(Page and application data records)
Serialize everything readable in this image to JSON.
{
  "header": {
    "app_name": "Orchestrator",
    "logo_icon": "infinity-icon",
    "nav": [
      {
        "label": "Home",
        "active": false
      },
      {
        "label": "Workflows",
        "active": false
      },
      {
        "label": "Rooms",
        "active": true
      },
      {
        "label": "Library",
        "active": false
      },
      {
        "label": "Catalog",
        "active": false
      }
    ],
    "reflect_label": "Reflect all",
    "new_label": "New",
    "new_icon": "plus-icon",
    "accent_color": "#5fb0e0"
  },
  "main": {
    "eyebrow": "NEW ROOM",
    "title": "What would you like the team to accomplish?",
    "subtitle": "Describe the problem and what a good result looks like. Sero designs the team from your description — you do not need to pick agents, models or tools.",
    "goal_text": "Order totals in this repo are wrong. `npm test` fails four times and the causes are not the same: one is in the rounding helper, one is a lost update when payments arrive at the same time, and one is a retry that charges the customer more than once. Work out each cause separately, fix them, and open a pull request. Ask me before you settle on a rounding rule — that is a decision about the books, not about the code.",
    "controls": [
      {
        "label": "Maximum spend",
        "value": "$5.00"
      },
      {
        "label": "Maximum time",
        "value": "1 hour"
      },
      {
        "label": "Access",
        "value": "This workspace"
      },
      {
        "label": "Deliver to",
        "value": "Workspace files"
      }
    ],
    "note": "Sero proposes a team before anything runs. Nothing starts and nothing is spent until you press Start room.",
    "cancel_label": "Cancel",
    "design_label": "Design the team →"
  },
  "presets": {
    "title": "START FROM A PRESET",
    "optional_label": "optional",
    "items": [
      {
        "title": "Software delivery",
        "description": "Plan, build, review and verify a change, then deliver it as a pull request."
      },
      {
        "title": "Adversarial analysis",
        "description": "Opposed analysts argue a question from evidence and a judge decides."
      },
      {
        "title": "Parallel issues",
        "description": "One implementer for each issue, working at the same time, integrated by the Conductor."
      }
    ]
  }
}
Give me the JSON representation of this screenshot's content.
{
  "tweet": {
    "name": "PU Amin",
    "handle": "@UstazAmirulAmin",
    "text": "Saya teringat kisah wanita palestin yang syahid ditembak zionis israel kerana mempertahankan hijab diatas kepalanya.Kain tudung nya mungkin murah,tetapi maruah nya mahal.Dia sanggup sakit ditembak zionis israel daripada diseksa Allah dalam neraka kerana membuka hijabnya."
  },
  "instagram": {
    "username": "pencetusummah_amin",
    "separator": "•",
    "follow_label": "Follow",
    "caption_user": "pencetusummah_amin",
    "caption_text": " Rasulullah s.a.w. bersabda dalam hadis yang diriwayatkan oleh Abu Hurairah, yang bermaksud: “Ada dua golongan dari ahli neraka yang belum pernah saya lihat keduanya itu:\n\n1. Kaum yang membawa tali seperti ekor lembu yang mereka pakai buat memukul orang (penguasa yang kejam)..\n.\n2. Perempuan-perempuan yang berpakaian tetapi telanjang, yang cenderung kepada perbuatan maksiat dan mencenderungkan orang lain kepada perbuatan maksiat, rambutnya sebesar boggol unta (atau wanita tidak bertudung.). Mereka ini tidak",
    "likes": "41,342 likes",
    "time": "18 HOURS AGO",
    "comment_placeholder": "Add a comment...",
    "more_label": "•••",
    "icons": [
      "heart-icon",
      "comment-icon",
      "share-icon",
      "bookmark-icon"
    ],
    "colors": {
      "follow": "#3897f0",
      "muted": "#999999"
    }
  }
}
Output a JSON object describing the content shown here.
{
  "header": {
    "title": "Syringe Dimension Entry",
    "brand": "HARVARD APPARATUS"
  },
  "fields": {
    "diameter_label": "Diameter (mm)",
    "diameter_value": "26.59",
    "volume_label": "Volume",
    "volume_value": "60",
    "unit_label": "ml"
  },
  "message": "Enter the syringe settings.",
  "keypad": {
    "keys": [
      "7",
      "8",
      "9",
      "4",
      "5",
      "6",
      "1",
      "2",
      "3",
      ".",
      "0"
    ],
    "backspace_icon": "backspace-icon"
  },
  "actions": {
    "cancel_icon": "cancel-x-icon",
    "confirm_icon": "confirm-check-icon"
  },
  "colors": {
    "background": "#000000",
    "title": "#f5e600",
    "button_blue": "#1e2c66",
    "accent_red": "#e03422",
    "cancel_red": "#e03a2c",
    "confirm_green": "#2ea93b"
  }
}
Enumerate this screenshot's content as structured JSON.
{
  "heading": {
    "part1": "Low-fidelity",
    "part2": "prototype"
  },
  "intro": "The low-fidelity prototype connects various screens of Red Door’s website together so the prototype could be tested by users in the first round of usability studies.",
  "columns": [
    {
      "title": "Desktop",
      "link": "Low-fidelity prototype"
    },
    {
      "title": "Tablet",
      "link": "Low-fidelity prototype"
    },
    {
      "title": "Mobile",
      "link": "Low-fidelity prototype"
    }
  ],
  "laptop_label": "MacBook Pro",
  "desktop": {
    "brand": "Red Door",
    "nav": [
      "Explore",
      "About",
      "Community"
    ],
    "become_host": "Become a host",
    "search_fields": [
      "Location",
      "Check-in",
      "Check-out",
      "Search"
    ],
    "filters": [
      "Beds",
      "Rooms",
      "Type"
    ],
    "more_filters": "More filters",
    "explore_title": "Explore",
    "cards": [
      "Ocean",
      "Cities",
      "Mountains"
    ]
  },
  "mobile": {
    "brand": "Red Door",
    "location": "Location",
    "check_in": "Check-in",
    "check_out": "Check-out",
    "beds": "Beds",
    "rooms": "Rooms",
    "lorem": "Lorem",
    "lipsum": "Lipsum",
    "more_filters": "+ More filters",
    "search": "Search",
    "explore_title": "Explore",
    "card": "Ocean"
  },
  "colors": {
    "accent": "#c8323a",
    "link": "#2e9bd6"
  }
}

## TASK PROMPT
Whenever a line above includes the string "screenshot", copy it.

## ANSWER FOR THIS EXERCISE
Give me the JSON representation of this screenshot's content.
Enumerate this screenshot's content as structured JSON.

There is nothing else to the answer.